This frieze is drawn across two faces at right angles to each other. On the left is another unique scene of a large antelope drawn in profile, with just two legs. Under its head and belly is a line of five large ovoids, or formlings, which suggests an animal with considerable potency. This is “not an animal trapped in the rocks” or “medicine men using the potency of bees to capture and kill a rain animal.” Beneath this scene is a line of trees and two creatures, one kneeling and the other crouched; both have lines extending from their hands, hair on end and open jaws. Both have pinched knees and tiny feet.
On the other panel is a large ovoid, with pale caps and lines of red dots and six trees attached to the top of the ovoid. Areas of stippling come from the ovoid and lead past the trees. Far right a figure has a distended, shapeless torso and thin outstretched arms and is sometimes mistaken for a spread out hide, rather than a human. Another example is next to the ovoid; its outline is hatched or stippled and lines of stipple arise from its sides. There are a further three of these shapes in the stippling below the main ovoid.
A rock with two faces includes large eland, zebra and several well-drawn figures with their arms held away from their bodies.
Facilities at Lake Chivero (South Bank-Game Park)
Facilities at Lake Chivero include lodges, chalets, caravan and picnic sites. Lake Chivero is electrified and the water is drawn from a borehole. Ail lodges and chalets are fitted with outside lighting and clean water at ail units. Lodges are self-catering units that contain bedroom units, lounge and a kitchen. Cutlery and crockery are provided. Presently lodges are only available at the South bank. There are two standard lodges, Sunbird and Stonechat lodges. These are two bed-roomed units. There are 3 exclusive lodges, one located near the tourist office and the other two 1.5 km from the tourist office. Hornbill, the lodge at the tourist office is a two bed-roomed facility. Fish Eagle and Kingfisher lodges are located on a hill 1.5 km from the tourist office. The lodges have a unique view overlooking the plain and lake below. The lodges each have two bedrooms. There are two types of chalets. All chalets have external communal ablution (toilet) blocks. The single chalets are one bed-roomed facilities with a small sitting area. The next level of chalets, are the three roomed ones that boast of two bedrooms, a lounge and a kitchen.

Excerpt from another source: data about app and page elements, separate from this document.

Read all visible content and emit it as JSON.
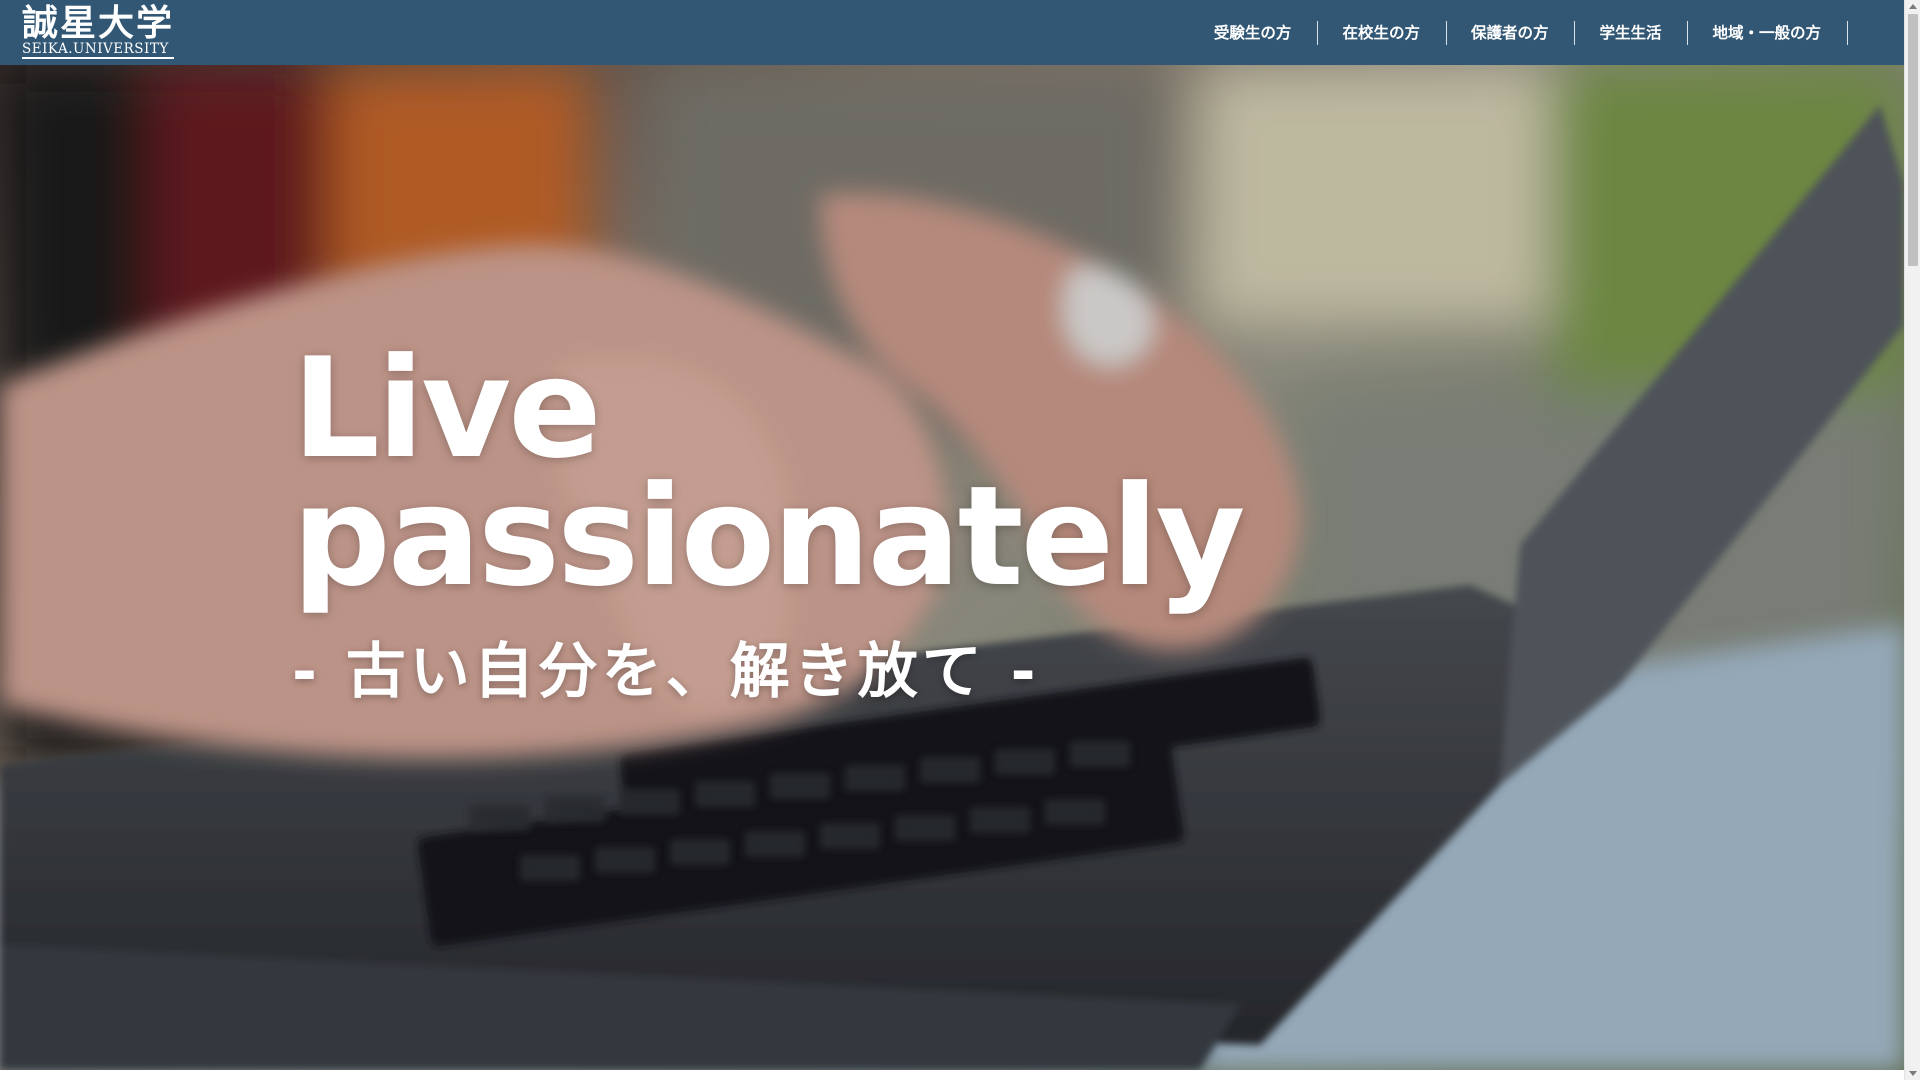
{
  "header": {
    "logo_kanji": "誠星大学",
    "logo_en": "SEIKA.UNIVERSITY",
    "nav": [
      {
        "label": "受験生の方"
      },
      {
        "label": "在校生の方"
      },
      {
        "label": "保護者の方"
      },
      {
        "label": "学生生活"
      },
      {
        "label": "地域・一般の方"
      }
    ]
  },
  "hero": {
    "title_line1": "Live",
    "title_line2": "passionately",
    "subtitle": "- 古い自分を、解き放て -",
    "image": "blurred-photo-hands-typing-on-laptop"
  },
  "colors": {
    "header_bg": "#315774",
    "text": "#ffffff"
  }
}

The Msasa caravan and camping site is situated at the North Bank which is about 29 km from Harare using a separate entrance. The facilities offer braai stands and an ablution block that includes showers both cold and hot water, firewood is also supplied at the spot.
Credits: P.S. Garlake. The Painted Caves, an Introduction to the Prehistoric Art of Zimbabwe, Zimfieldguide, E. Goodall, C.K. Cooke, J. Desmond Clarke, Editor R. Summers. Prehistoric Rock Art of the Federation of Rhodesia and Nyasaland.
Photo credits: Zimfieldguide, E. Goodall, P.S Garlake, C.K. Cooke, J. Desmond Clarke et al.